Web page and app entries:
%%
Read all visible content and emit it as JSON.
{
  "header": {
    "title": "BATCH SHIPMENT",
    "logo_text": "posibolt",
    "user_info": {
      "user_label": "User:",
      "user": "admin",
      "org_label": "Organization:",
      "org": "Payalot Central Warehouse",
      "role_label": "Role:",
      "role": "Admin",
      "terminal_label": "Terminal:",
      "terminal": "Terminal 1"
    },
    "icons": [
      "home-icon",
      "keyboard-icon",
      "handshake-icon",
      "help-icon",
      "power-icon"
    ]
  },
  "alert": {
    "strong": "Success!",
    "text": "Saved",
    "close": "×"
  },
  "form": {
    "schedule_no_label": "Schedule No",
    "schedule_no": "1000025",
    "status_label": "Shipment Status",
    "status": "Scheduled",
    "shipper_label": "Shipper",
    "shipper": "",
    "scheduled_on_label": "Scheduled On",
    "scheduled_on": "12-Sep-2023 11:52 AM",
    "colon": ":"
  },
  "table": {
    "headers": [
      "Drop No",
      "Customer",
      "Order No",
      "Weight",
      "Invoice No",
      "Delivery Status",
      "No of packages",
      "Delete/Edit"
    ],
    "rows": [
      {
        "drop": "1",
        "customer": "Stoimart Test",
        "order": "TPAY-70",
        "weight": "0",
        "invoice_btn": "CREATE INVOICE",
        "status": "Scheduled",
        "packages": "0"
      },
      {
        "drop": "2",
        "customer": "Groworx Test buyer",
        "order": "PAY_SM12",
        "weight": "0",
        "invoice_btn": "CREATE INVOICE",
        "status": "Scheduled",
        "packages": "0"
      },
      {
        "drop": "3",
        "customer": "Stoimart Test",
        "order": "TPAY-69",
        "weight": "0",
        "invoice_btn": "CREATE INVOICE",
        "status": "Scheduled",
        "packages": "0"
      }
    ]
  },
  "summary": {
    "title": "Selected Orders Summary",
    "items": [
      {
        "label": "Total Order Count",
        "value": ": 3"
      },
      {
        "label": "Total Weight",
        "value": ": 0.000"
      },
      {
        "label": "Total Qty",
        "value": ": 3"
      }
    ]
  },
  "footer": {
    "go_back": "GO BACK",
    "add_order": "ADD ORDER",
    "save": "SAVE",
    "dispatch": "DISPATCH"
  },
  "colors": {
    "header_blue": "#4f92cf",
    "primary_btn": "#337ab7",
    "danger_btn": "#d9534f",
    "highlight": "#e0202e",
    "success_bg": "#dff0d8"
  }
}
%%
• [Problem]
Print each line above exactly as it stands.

• [Response to the task]
Read all visible content and emit it as JSON.
{
  "header": {
    "title": "BATCH SHIPMENT",
    "logo_text": "posibolt",
    "user_info": {
      "user_label": "User:",
      "user": "admin",
      "org_label": "Organization:",
      "org": "Payalot Central Warehouse",
      "role_label": "Role:",
      "role": "Admin",
      "terminal_label": "Terminal:",
      "terminal": "Terminal 1"
    },
    "icons": [
      "home-icon",
      "keyboard-icon",
      "handshake-icon",
      "help-icon",
      "power-icon"
    ]
  },
  "alert": {
    "strong": "Success!",
    "text": "Saved",
    "close": "×"
  },
  "form": {
    "schedule_no_label": "Schedule No",
    "schedule_no": "1000025",
    "status_label": "Shipment Status",
    "status": "Scheduled",
    "shipper_label": "Shipper",
    "shipper": "",
    "scheduled_on_label": "Scheduled On",
    "scheduled_on": "12-Sep-2023 11:52 AM",
    "colon": ":"
  },
  "table": {
    "headers": [
      "Drop No",
      "Customer",
      "Order No",
      "Weight",
      "Invoice No",
      "Delivery Status",
      "No of packages",
      "Delete/Edit"
    ],
    "rows": [
      {
        "drop": "1",
        "customer": "Stoimart Test",
        "order": "TPAY-70",
        "weight": "0",
        "invoice_btn": "CREATE INVOICE",
        "status": "Scheduled",
        "packages": "0"
      },
      {
        "drop": "2",
        "customer": "Groworx Test buyer",
        "order": "PAY_SM12",
        "weight": "0",
        "invoice_btn": "CREATE INVOICE",
        "status": "Scheduled",
        "packages": "0"
      },
      {
        "drop": "3",
        "customer": "Stoimart Test",
        "order": "TPAY-69",
        "weight": "0",
        "invoice_btn": "CREATE INVOICE",
        "status": "Scheduled",
        "packages": "0"
      }
    ]
  },
  "summary": {
    "title": "Selected Orders Summary",
    "items": [
      {
        "label": "Total Order Count",
        "value": ": 3"
      },
      {
        "label": "Total Weight",
        "value": ": 0.000"
      },
      {
        "label": "Total Qty",
        "value": ": 3"
      }
    ]
  },
  "footer": {
    "go_back": "GO BACK",
    "add_order": "ADD ORDER",
    "save": "SAVE",
    "dispatch": "DISPATCH"
  },
  "colors": {
    "header_blue": "#4f92cf",
    "primary_btn": "#337ab7",
    "danger_btn": "#d9534f",
    "highlight": "#e0202e",
    "success_bg": "#dff0d8"
  }
}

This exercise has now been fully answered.